“Pruning: all bad reputation of olive is why,when it is trimmed,some portion of tree retracts lymph and to first sprout there is an untidy and uncontrollable growth;time for forming’s pruning is fall,when there is waning moon mostly if branches have diameter superior to 3cm(1 inche);if one trims in spring or summer there is risk of inflation of this zone;in any case eliminate buds in this part.the second pruning or structure’s pruning is accomplished after spring and fall growth before a new vegetative cycle:eliminate buds who grow up or down so to have alternate ramification to right and left of principal branches. pinching is different according buds colors and age of tree in cycle of growth: new buds usually are green, violaceous and color wood;for young trees one cuts to first or third couple of leaves,according direction of buds,when branches from violaceous became color wood(it will grow only last couple of buds). With less young and aged trees,you pinch when branche is still green or is almost violaceous eliminating last couple of leaves,and leaves and buds who row down.stop pinching if temperaure is down 10C(50F) or up 40C(104F): you will have smaller leaves and shorter internodes.

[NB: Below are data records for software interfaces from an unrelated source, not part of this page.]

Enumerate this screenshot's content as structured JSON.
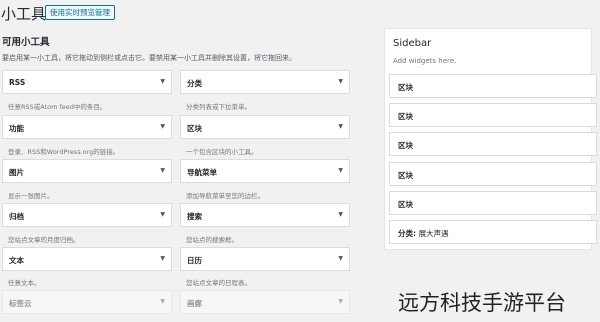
{
  "header": {
    "title": "小工具",
    "manage_button": "使用实时预览管理"
  },
  "available": {
    "title": "可用小工具",
    "description": "要启用某一小工具，将它拖动到侧栏或点击它。要禁用某一小工具并删除其设置，将它拖回来。",
    "widgets": [
      {
        "name": "RSS",
        "desc": "任意RSS或Atom feed中的条目。"
      },
      {
        "name": "分类",
        "desc": "分类列表或下拉菜单。"
      },
      {
        "name": "功能",
        "desc": "登录、RSS和WordPress.org的链接。"
      },
      {
        "name": "区块",
        "desc": "一个包含区块的小工具。"
      },
      {
        "name": "图片",
        "desc": "显示一张图片。"
      },
      {
        "name": "导航菜单",
        "desc": "添加导航菜单至您的边栏。"
      },
      {
        "name": "归档",
        "desc": "您站点文章的月度归档。"
      },
      {
        "name": "搜索",
        "desc": "您站点的搜索框。"
      },
      {
        "name": "文本",
        "desc": "任意文本。"
      },
      {
        "name": "日历",
        "desc": "您站点文章的日程表。"
      },
      {
        "name": "标签云",
        "desc": ""
      },
      {
        "name": "画廊",
        "desc": ""
      }
    ]
  },
  "sidebar": {
    "title": "Sidebar",
    "hint": "Add widgets here.",
    "widgets": [
      {
        "name": "区块",
        "sub": ""
      },
      {
        "name": "区块",
        "sub": ""
      },
      {
        "name": "区块",
        "sub": ""
      },
      {
        "name": "区块",
        "sub": ""
      },
      {
        "name": "区块",
        "sub": ""
      },
      {
        "name": "分类:",
        "sub": "展大声遇"
      }
    ]
  },
  "watermark": "远方科技手游平台"
}
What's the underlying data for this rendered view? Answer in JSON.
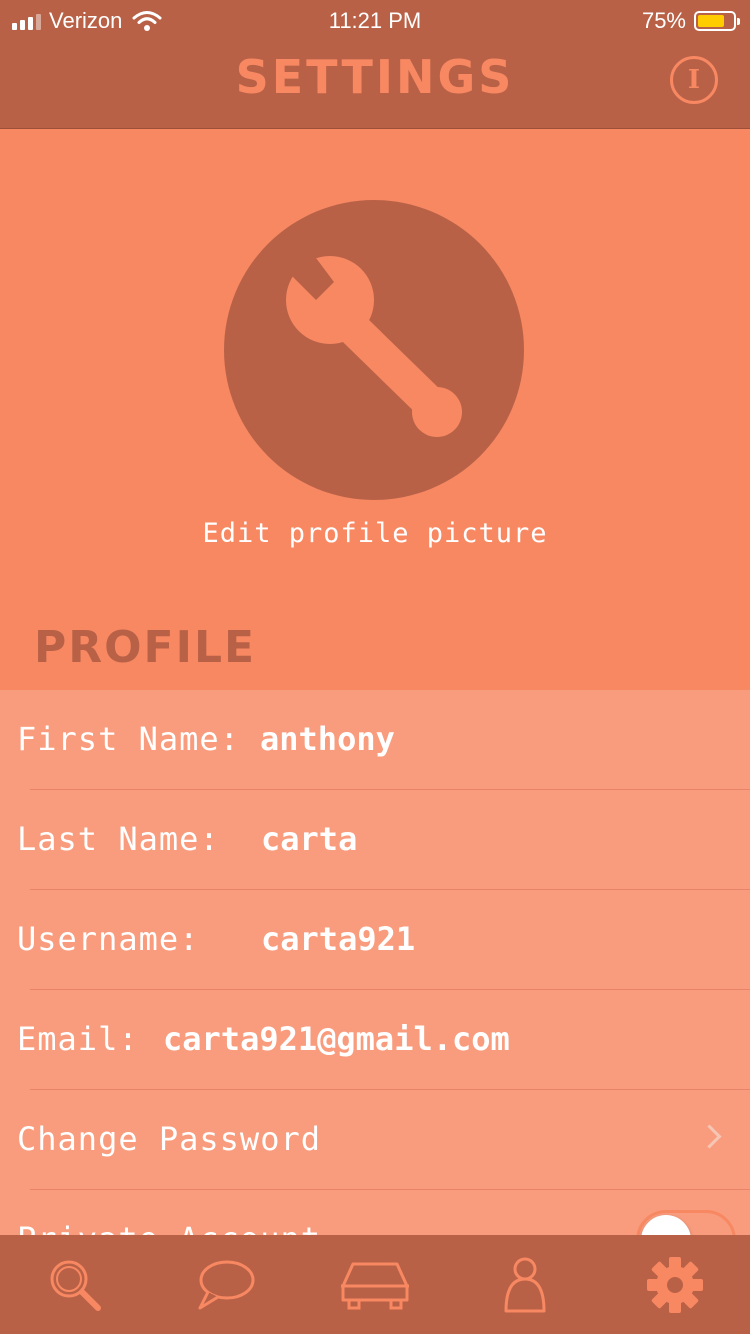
{
  "status_bar": {
    "carrier": "Verizon",
    "time": "11:21 PM",
    "battery_percent": "75%",
    "battery_level": 0.75
  },
  "header": {
    "title": "SETTINGS",
    "info_label": "I"
  },
  "avatar": {
    "icon": "wrench-icon",
    "edit_label": "Edit profile picture"
  },
  "profile": {
    "section_title": "PROFILE",
    "rows": [
      {
        "label": "First Name:",
        "value": "anthony"
      },
      {
        "label": "Last Name:",
        "value": "carta"
      },
      {
        "label": "Username:",
        "value": "carta921"
      },
      {
        "label": "Email:",
        "value": "carta921@gmail.com"
      },
      {
        "label": "Change Password"
      },
      {
        "label": "Private Account",
        "toggle_on": false
      }
    ]
  },
  "tab_bar": {
    "items": [
      {
        "icon": "search-icon",
        "active": false
      },
      {
        "icon": "chat-bubble-icon",
        "active": false
      },
      {
        "icon": "car-icon",
        "active": false
      },
      {
        "icon": "person-icon",
        "active": false
      },
      {
        "icon": "gear-icon",
        "active": true
      }
    ]
  },
  "colors": {
    "header_bg": "#b96147",
    "page_bg": "#f78862",
    "list_bg": "#f99c7e",
    "battery": "#ffcc00",
    "text": "#ffffff"
  }
}
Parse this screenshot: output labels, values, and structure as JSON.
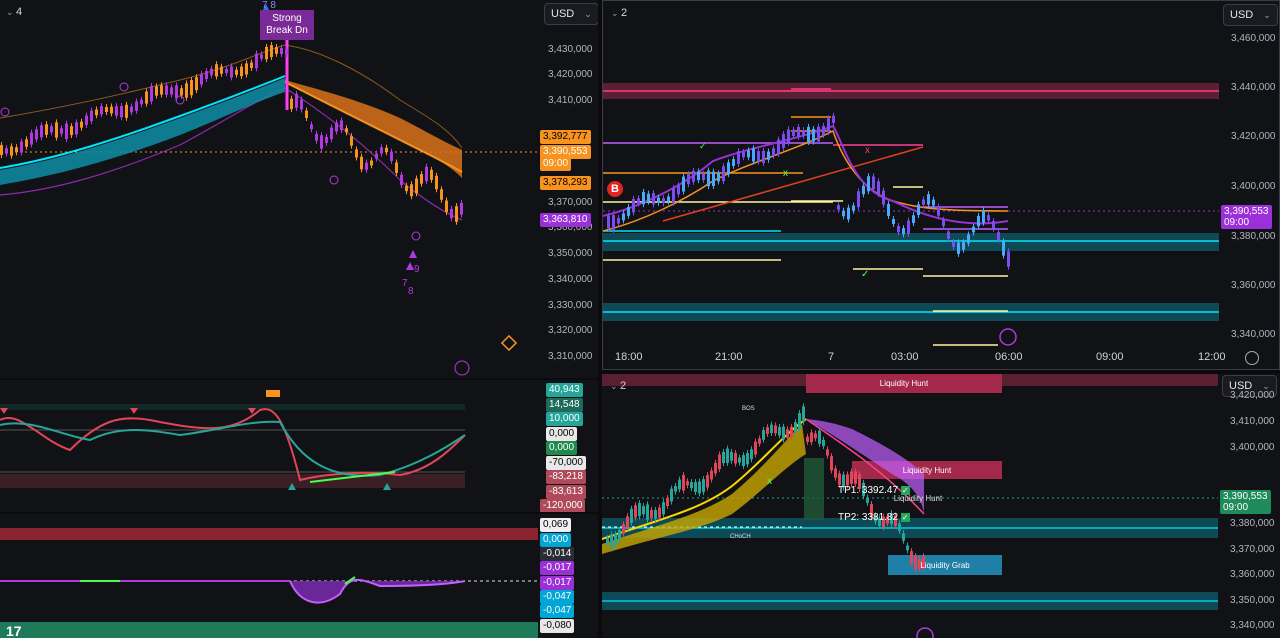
{
  "pane_top_left": {
    "count": "4",
    "currency": "USD",
    "signal_label": "Strong Break Dn",
    "signal_top": "7 8",
    "signal_nums": [
      "9",
      "7",
      "8"
    ],
    "price_axis": [
      "3,430,000",
      "3,420,000",
      "3,410,000",
      "3,370,000",
      "3,360,000",
      "3,350,000",
      "3,340,000",
      "3,330,000",
      "3,320,000",
      "3,310,000"
    ],
    "tags": [
      {
        "text": "3,392,777",
        "bg": "#f7931e",
        "fg": "#000000"
      },
      {
        "text": "3,390,553",
        "bg": "#f7931e",
        "fg": "#ffffff"
      },
      {
        "text": "09:00",
        "bg": "#f7931e",
        "fg": "#ffffff"
      },
      {
        "text": "3,378,293",
        "bg": "#f7931e",
        "fg": "#000000"
      },
      {
        "text": "3,363,810",
        "bg": "#9b30d9",
        "fg": "#ffffff"
      }
    ]
  },
  "pane_top_right": {
    "count": "2",
    "currency": "USD",
    "price_axis": [
      "3,460,000",
      "3,440,000",
      "3,420,000",
      "3,400,000",
      "3,380,000",
      "3,360,000",
      "3,340,000"
    ],
    "time_axis": [
      "18:00",
      "21:00",
      "7",
      "03:00",
      "06:00",
      "09:00",
      "12:00"
    ],
    "last_price": "3,390,553",
    "last_time": "09:00",
    "buy_marker": "B"
  },
  "pane_mid_left": {
    "tags": [
      {
        "text": "40,943",
        "bg": "#26a69a",
        "fg": "#ffffff"
      },
      {
        "text": "14,548",
        "bg": "#1d6b5a",
        "fg": "#ffffff"
      },
      {
        "text": "10,000",
        "bg": "#26a69a",
        "fg": "#ffffff"
      },
      {
        "text": "0,000",
        "bg": "#e8e8e8",
        "fg": "#000000"
      },
      {
        "text": "0,000",
        "bg": "#1f8a4c",
        "fg": "#ffffff"
      },
      {
        "text": "-70,000",
        "bg": "#e8e8e8",
        "fg": "#000000"
      },
      {
        "text": "-83,218",
        "bg": "#b04a5a",
        "fg": "#ffffff"
      },
      {
        "text": "-83,613",
        "bg": "#b04a5a",
        "fg": "#ffffff"
      },
      {
        "text": "-120,000",
        "bg": "#b04a5a",
        "fg": "#ffffff"
      }
    ]
  },
  "pane_bottom_left": {
    "tags": [
      {
        "text": "0,069",
        "bg": "#f0f0f0",
        "fg": "#000000"
      },
      {
        "text": "0,000",
        "bg": "#00a6d6",
        "fg": "#ffffff"
      },
      {
        "text": "-0,014",
        "bg": "#2a2d35",
        "fg": "#ffffff"
      },
      {
        "text": "-0,017",
        "bg": "#9b30d9",
        "fg": "#ffffff"
      },
      {
        "text": "-0,017",
        "bg": "#9b30d9",
        "fg": "#ffffff"
      },
      {
        "text": "-0,047",
        "bg": "#00a6d6",
        "fg": "#ffffff"
      },
      {
        "text": "-0,047",
        "bg": "#00a6d6",
        "fg": "#ffffff"
      },
      {
        "text": "-0,080",
        "bg": "#e8e8e8",
        "fg": "#000000"
      }
    ]
  },
  "pane_bottom_right": {
    "count": "2",
    "currency": "USD",
    "price_axis": [
      "3,420,000",
      "3,410,000",
      "3,400,000",
      "3,380,000",
      "3,370,000",
      "3,360,000",
      "3,350,000",
      "3,340,000"
    ],
    "last_price": "3,390,553",
    "last_time": "09:00",
    "zones": {
      "hunt_top": "Liquidity Hunt",
      "hunt_mid": "Liquidity Hunt",
      "hunt_small": "Liquidity Hunt",
      "grab": "Liquidity Grab"
    },
    "tp1": "TP1: 3392.47",
    "tp2": "TP2: 3381.82",
    "bos": "BOS",
    "choch": "CHoCH"
  },
  "colors": {
    "bg": "#111215",
    "up": "#26a69a",
    "down": "#ef5350",
    "cyan": "#00e5ff",
    "orange": "#f7931e",
    "purple": "#b03ae0",
    "pink": "#ff3f8e"
  }
}
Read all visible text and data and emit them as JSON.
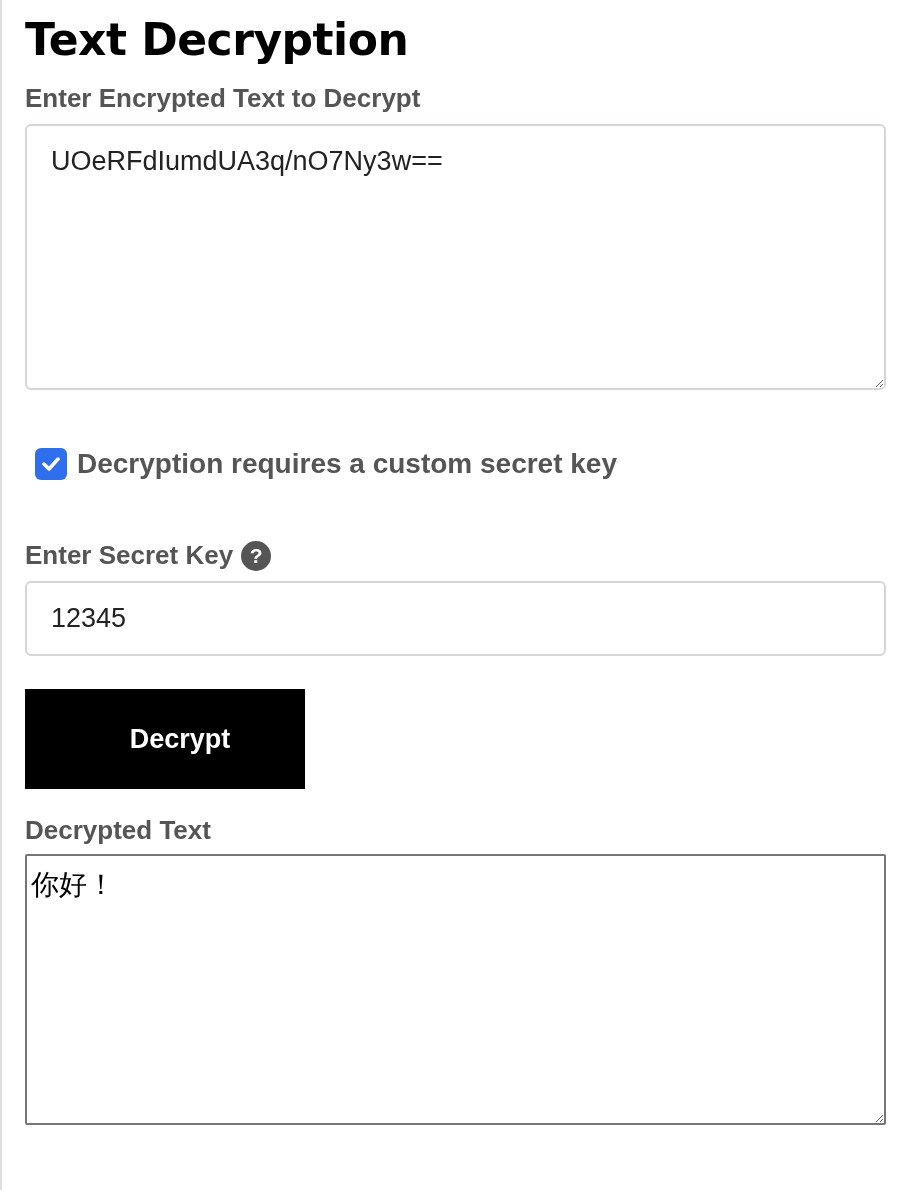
{
  "title": "Text Decryption",
  "input": {
    "label": "Enter Encrypted Text to Decrypt",
    "value": "UOeRFdIumdUA3q/nO7Ny3w=="
  },
  "custom_key": {
    "label": "Decryption requires a custom secret key",
    "checked": true
  },
  "secret_key": {
    "label": "Enter Secret Key",
    "help": "?",
    "value": "12345"
  },
  "button": "Decrypt",
  "output": {
    "label": "Decrypted Text",
    "value": "你好！"
  }
}
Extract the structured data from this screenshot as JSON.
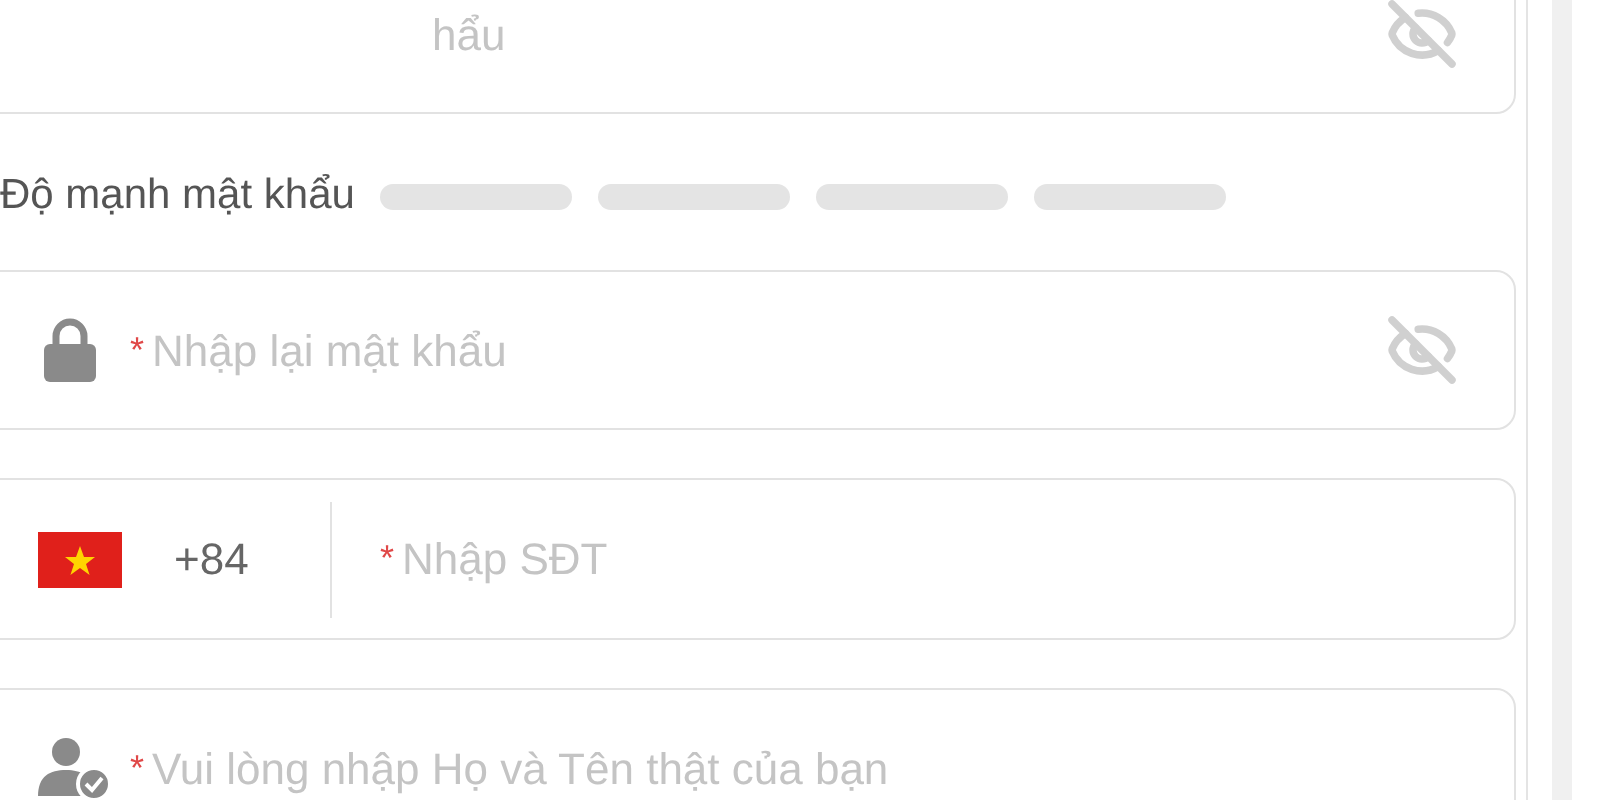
{
  "password_field": {
    "placeholder": "hẩu",
    "masked": true
  },
  "strength": {
    "label": "Độ mạnh mật khẩu",
    "bars": [
      {
        "filled": false
      },
      {
        "filled": false
      },
      {
        "filled": false
      },
      {
        "filled": false
      }
    ]
  },
  "confirm_field": {
    "required_mark": "*",
    "placeholder": "Nhập lại mật khẩu",
    "masked": true
  },
  "phone_field": {
    "country_code": "+84",
    "required_mark": "*",
    "placeholder": "Nhập SĐT"
  },
  "name_field": {
    "required_mark": "*",
    "placeholder": "Vui lòng nhập Họ và Tên thật của bạn"
  }
}
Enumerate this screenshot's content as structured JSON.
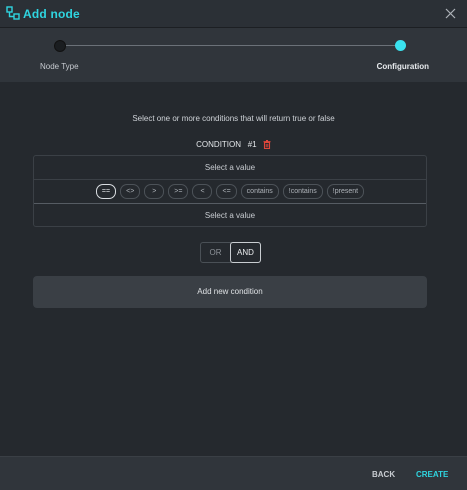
{
  "header": {
    "title": "Add node",
    "icon": "node-graph-icon",
    "close_icon": "close-icon",
    "accent_color": "#2fd5e0"
  },
  "stepper": {
    "steps": [
      {
        "label": "Node Type",
        "state": "completed"
      },
      {
        "label": "Configuration",
        "state": "active"
      }
    ]
  },
  "main": {
    "instruction": "Select one or more conditions that will return true or false",
    "condition": {
      "title": "CONDITION",
      "number": "#1",
      "left_placeholder": "Select a value",
      "right_placeholder": "Select a value",
      "operators": [
        "==",
        "<>",
        ">",
        ">=",
        "<",
        "<=",
        "contains",
        "!contains",
        "!present"
      ],
      "selected_operator": "=="
    },
    "logic_toggle": {
      "options": [
        "OR",
        "AND"
      ],
      "selected": "AND"
    },
    "add_condition_label": "Add new condition"
  },
  "footer": {
    "back_label": "BACK",
    "create_label": "CREATE"
  }
}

Generally almost all leaves who are in green part ramify and less of half of those placed in violaceous part.”

“Wiring: young trees only from 2-3 yr, but warning from late fall to spring and it is necessary to control each week branches,olive wood is soft and easily wire cuts it.in aged trees wire is applied to old branches,but it is good thing to use raffia during tree dormance. It is best to wire olive branches when just freshly lignified, as olive wood becomes very rigid when old.”

Propagation: Propagation by seed has only a 30% success rate. Cuttings are more successul, and quite large diameter cuttings (up to 2.5 inches) may be rooted. It is easiest to root cuttings first in a glass of water. The olive also suckers, and may be propagated by division.

Repotting: Every 2-3 years in spring, as buds sprout. Trim about 1/3 of the root ball, and remove a proportional number of the old leaves. If more drastic root pruning is needed, complete defoliation is advised. Repot in free-draining, slightly calciferous soil.

Pests and diseases: Aphids, ants, black mold, scale

Some species suitable for bonsai:

  • Olea ‘Cailletier’: small black olive.
  • Olea europaea: common olive – This Mediterranean native grows to 25 feet, with leaves of up to three inches.
  • Olea europaea ‘Montra’: ‘Little Ollie’ olive, dwarf olive – An excellent choice for miniature bonsai, as the leaves are much smaller than the species, the ‘Little Ollie’ is becoming popular with bonsai enthusiasts.
  • Olea europaea oleaster: wild olive – A natural bonsai subject, it produces less oil than the species, but has smaller leaves.
  • Olea europea sativa.
  • Olea ‘Picholine’: green olive.
  • Olea ‘Tanche’: black olive

Ainsworth’s “Art of Indoor Bonsai”
Jahn (ed.) “The Simon and Schuster Guide to Bonsai”
Lesniewicz’s “Bonsai in Your Home”
Resnick’s “Bonsai”
Tomlinson’s “Complete Book of Bonsai”
Species information from Thomas (ed.) “The Hearst Garden Guide to Trees and Shrubs.”

Compiled by Sabrina Caine
Edited by Thomas L. Zane